Here’s what you’ll need:
i. To raise the speaker impedance as required, plug a resistor with the appropriate resistance (Ohms) value and with at least 1/2 the power rating of the stereo or amplifier’s power output rating. For example, to power a 50W/channel stereo, you’d use a power capacitor with a value of 25W or more significant.
ii. Protect any exposed resistance leads with electrical tape to not short to speaker wire or other metal components. Ensure that the speaker or resistor wire is completely covered and not exposed when working with them.
iii. By connecting resistors in series, you may effectively double or triple the impedance of your speaker.
Decreasing total speaker impedance by use of a resistor
In addition to increasing speaker impedance when connected to an amplifier or receiver, it is also possible to efficiently reduce speaker impedance. Although this isn’t something you’ll often encounter, there are a few instances in which knowing how to do it comes in quite handy. For example,
i. Differentiating between speaker crossovers that have differing impedance.
ii. While you wait for replacements for the original speakers, you can temporarily use additional speakers.
iii. If you replace outmoded speakers with the next best ones you can locate, you must ensure that their impedances are compatible.
- In this situation, putting resistors in series with each other will reduce the overall speaker load visible.
To accomplish this, the procedure is much the same as joining resistors in series, with the primary difference being that you will wire it in parallel rather than series:
i. Decide on the resistor value you’ll need in Ohms (typically the same as your speaker’s resistance: for example, to get a crossover, see a 4 with an eight-speaker, you’ll connect an eight resistor in parallel with the four resistors.
ii. To use a resistor with a speaker wire and a speaker, link the resistor towards the positive and negative terminals of the device (you do not have to connect the resistor directly to the speaker if that is a concern).
iii. Ensure that any uncovered speaker wire or resistor leads are completely covered and insulated so that they do not produce a short-circuit with neighbouring wiring or metal.
- If you damage the cone, surround, spider, or other components of the speaker by disassembling it, no amount of coil wrapping expertise will be used. As a result, it would be advisable to either reconfigure the 16-ohm speaker with just an 8-ohm kit or sell the speaker and purchase an 8-ohm device. Depending on the company, you may buy a speaker kit and assemble it yourself, which is a relatively simple task if done correctly.
Frequently Asked Questions:
- What does ohm rating in speakers mean?
Answer; when measuring speaker impedance or resistance, the unit of measurement is called an ‘OHM.’ It is easier for an amplifier to effectively send power to a speaker when the speaker’s impedance is low, measured in Ohms. Impedance ratings of 4, 8, or 16 OHMs are commonly found in speakers.
Speakers are not precisely the same as resistors. Their impedance varies depending on the sound frequency they are playing in different places due to inductance and how an alternating current (AC) harmonic signal affects the voice coil.
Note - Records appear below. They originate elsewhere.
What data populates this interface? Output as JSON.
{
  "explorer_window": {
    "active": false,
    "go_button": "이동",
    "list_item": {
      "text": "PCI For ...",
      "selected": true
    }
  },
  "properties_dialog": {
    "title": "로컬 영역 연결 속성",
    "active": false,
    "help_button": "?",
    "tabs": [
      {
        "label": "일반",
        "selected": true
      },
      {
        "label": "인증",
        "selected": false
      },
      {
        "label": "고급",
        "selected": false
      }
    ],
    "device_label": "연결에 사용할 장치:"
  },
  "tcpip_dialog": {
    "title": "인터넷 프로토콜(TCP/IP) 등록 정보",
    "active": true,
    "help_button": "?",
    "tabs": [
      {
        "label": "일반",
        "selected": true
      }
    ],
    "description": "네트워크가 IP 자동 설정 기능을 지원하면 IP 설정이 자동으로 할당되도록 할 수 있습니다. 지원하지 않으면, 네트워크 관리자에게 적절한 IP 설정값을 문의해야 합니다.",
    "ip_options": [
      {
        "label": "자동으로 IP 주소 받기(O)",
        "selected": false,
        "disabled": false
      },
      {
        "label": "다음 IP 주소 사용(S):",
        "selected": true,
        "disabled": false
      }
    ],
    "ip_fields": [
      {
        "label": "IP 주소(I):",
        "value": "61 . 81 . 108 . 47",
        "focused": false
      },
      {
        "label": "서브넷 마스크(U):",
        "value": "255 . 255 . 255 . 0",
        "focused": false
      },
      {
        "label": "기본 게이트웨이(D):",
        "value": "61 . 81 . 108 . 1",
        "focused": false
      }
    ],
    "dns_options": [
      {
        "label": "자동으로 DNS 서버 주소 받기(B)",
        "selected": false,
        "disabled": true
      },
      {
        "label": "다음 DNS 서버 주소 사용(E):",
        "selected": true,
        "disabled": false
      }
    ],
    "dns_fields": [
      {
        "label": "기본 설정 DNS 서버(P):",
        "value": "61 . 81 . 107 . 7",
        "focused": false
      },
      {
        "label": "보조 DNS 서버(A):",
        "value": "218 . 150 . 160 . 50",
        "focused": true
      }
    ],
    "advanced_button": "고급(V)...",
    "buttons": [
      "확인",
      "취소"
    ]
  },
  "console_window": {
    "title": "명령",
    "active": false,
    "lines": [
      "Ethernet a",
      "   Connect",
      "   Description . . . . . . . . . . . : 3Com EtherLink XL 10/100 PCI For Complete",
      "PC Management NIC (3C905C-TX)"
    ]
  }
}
As a result, adding a resistor can somewhat affect the sound, as it can lead a speaker to perform slightly different ways across the entire spectrum of sound frequencies. However, for most parts, this is not a significant problem. Recognize that if you detect a difference, this could be the reason for your observations.
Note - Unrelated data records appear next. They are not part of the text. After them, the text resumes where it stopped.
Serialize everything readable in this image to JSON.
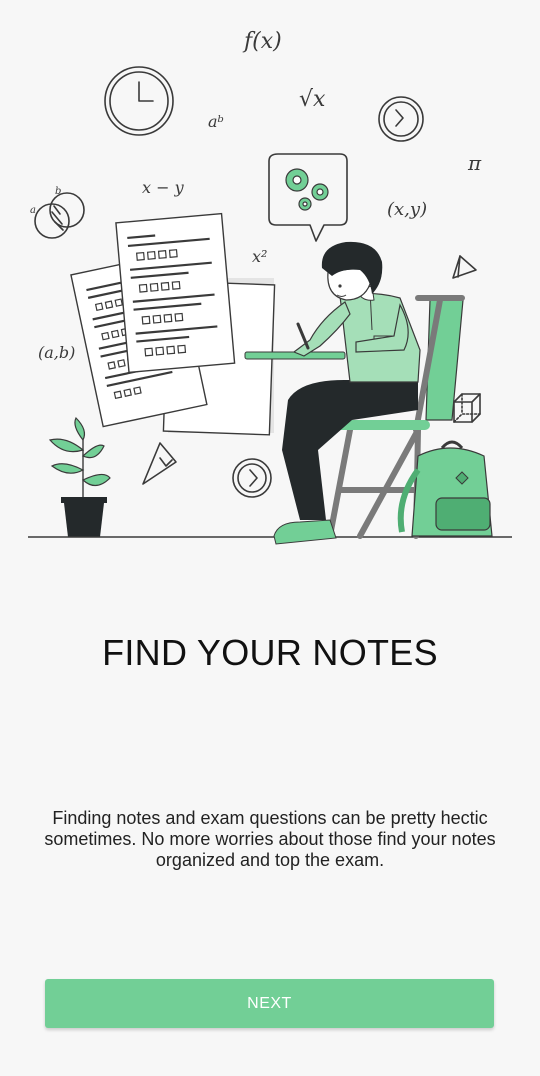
{
  "onboarding": {
    "title": "FIND YOUR NOTES",
    "description": "Finding notes and exam questions can be pretty hectic sometimes. No more worries about those find your notes organized and top the exam.",
    "next_label": "NEXT"
  },
  "illustration": {
    "doodles": {
      "fx": "f(x)",
      "ab_power": "aᵇ",
      "sqrt": "√x",
      "x_minus_y": "x − y",
      "x_squared": "x²",
      "xy_pair": "(x,y)",
      "ab_pair": "(a,b)",
      "pi": "π",
      "venn_a": "a",
      "venn_b": "b"
    }
  },
  "colors": {
    "accent": "#72cf96",
    "accent_dark": "#4fae73",
    "ink": "#3a3a3a"
  }
}
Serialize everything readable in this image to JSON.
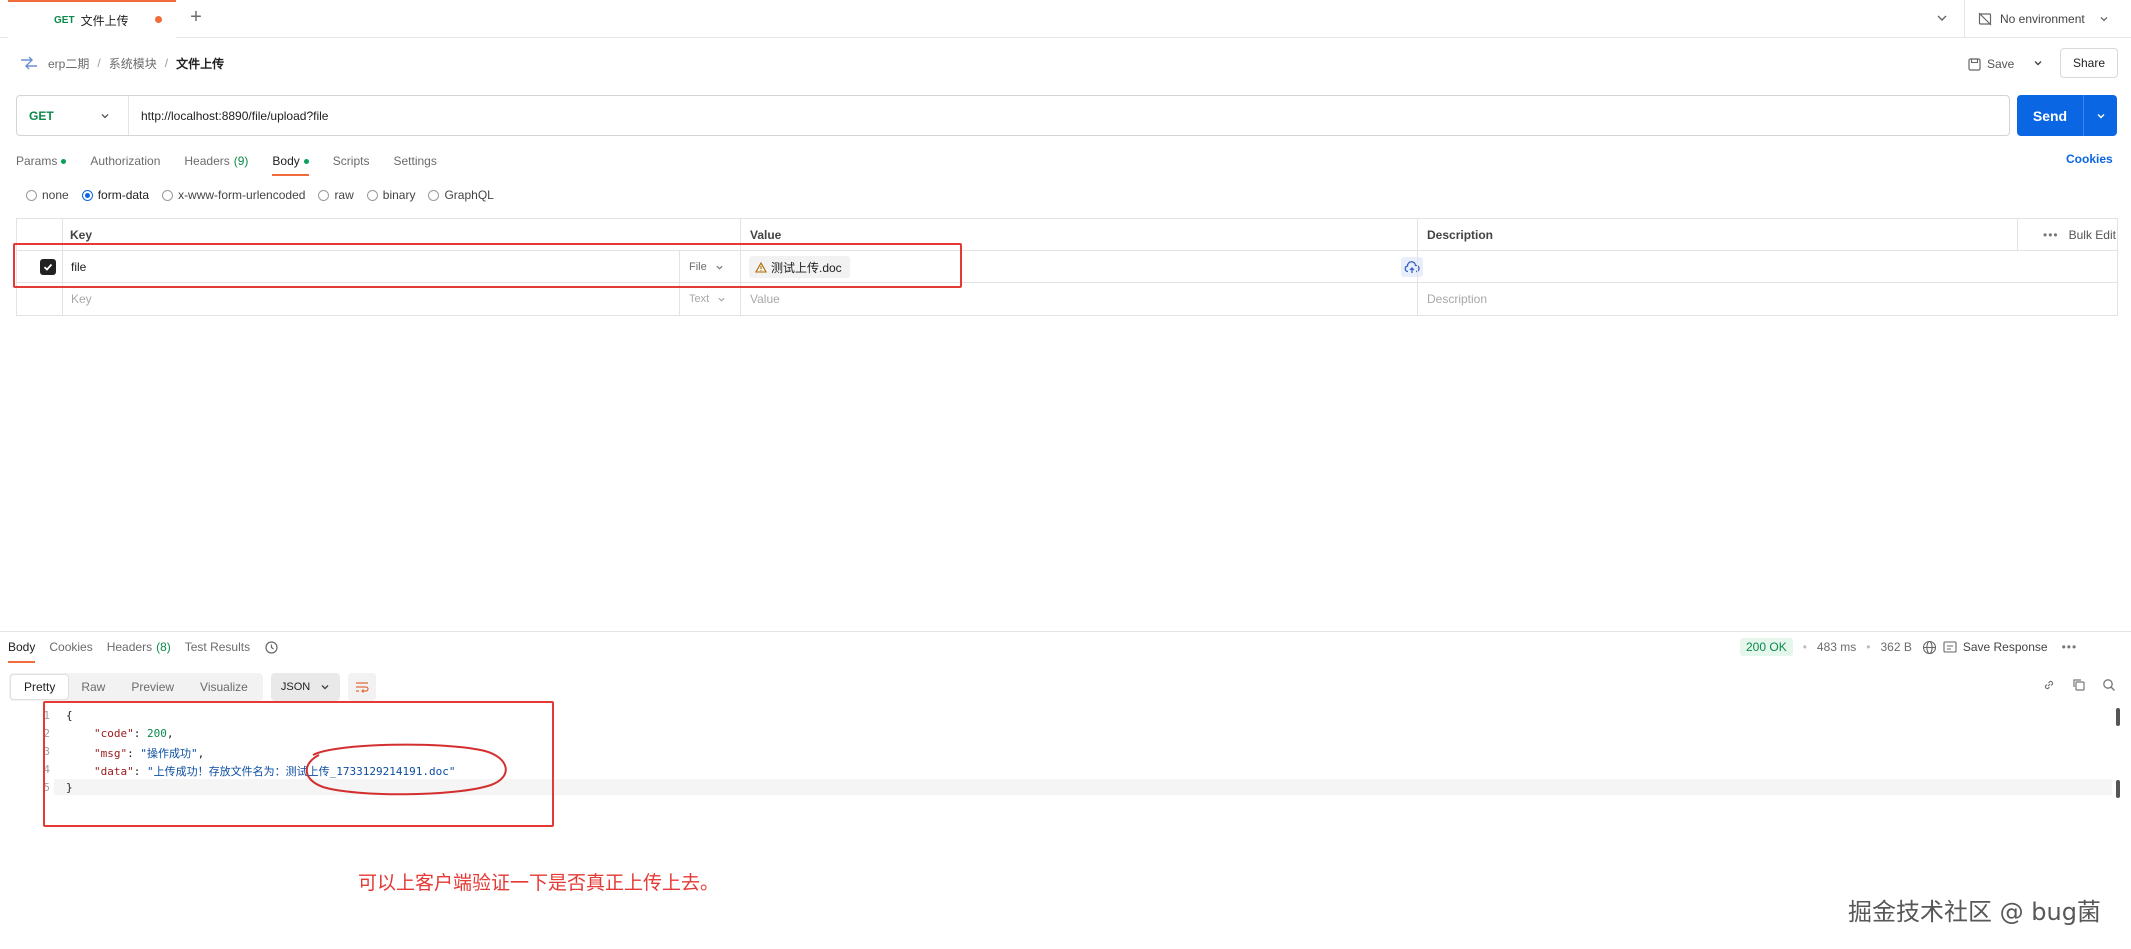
{
  "tab": {
    "method": "GET",
    "name": "文件上传"
  },
  "environment": {
    "label": "No environment"
  },
  "breadcrumb": {
    "workspace": "erp二期",
    "folder": "系统模块",
    "request": "文件上传"
  },
  "toolbar": {
    "save_label": "Save",
    "share_label": "Share"
  },
  "request": {
    "method": "GET",
    "url": "http://localhost:8890/file/upload?file",
    "send_label": "Send"
  },
  "request_tabs": [
    {
      "label": "Params",
      "dot": true
    },
    {
      "label": "Authorization"
    },
    {
      "label": "Headers",
      "count": "(9)"
    },
    {
      "label": "Body",
      "dot": true,
      "active": true
    },
    {
      "label": "Scripts"
    },
    {
      "label": "Settings"
    }
  ],
  "cookies_label": "Cookies",
  "body_types": [
    "none",
    "form-data",
    "x-www-form-urlencoded",
    "raw",
    "binary",
    "GraphQL"
  ],
  "body_selected": "form-data",
  "table": {
    "headers": {
      "key": "Key",
      "value": "Value",
      "description": "Description",
      "bulk_edit": "Bulk Edit"
    },
    "rows": [
      {
        "checked": true,
        "key": "file",
        "type": "File",
        "value": "测试上传.doc",
        "description": ""
      }
    ],
    "placeholder": {
      "key": "Key",
      "type": "Text",
      "value": "Value",
      "description": "Description"
    }
  },
  "response": {
    "tabs": [
      {
        "label": "Body",
        "active": true
      },
      {
        "label": "Cookies"
      },
      {
        "label": "Headers",
        "count": "(8)"
      },
      {
        "label": "Test Results"
      }
    ],
    "status": "200 OK",
    "time": "483 ms",
    "size": "362 B",
    "save_label": "Save Response",
    "views": [
      "Pretty",
      "Raw",
      "Preview",
      "Visualize"
    ],
    "view_selected": "Pretty",
    "format": "JSON",
    "line_numbers": [
      "1",
      "2",
      "3",
      "4",
      "5"
    ],
    "json": {
      "open": "{",
      "code_key": "\"code\"",
      "code_val": "200",
      "msg_key": "\"msg\"",
      "msg_val": "\"操作成功\"",
      "data_key": "\"data\"",
      "data_val": "\"上传成功！存放文件名为：测试上传_1733129214191.doc\"",
      "close": "}"
    }
  },
  "annotation": {
    "note": "可以上客户端验证一下是否真正上传上去。"
  },
  "watermark": "掘金技术社区 @ bug菌",
  "colors": {
    "accent": "#f26b3a",
    "send": "#0b66e4",
    "get": "#0a8a4a",
    "annotation": "#e53935"
  }
}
The tweeter is often more efficient (has a greater decibel output) than the other speakers in a speakers system. When it comes to this situation, a mismatch is sometimes referred to as “too bright.” When tweeters are mismatched with intermediate or woofer full-range speakers, the sound is harsh and unnatural, and the music sounds distorted and strange. As a result of the fact that tweeters are shorter and operate in a slightly different manner than more prominent speakers such as midrange or woofers, it is not uncommon for them to sound overly “bright.”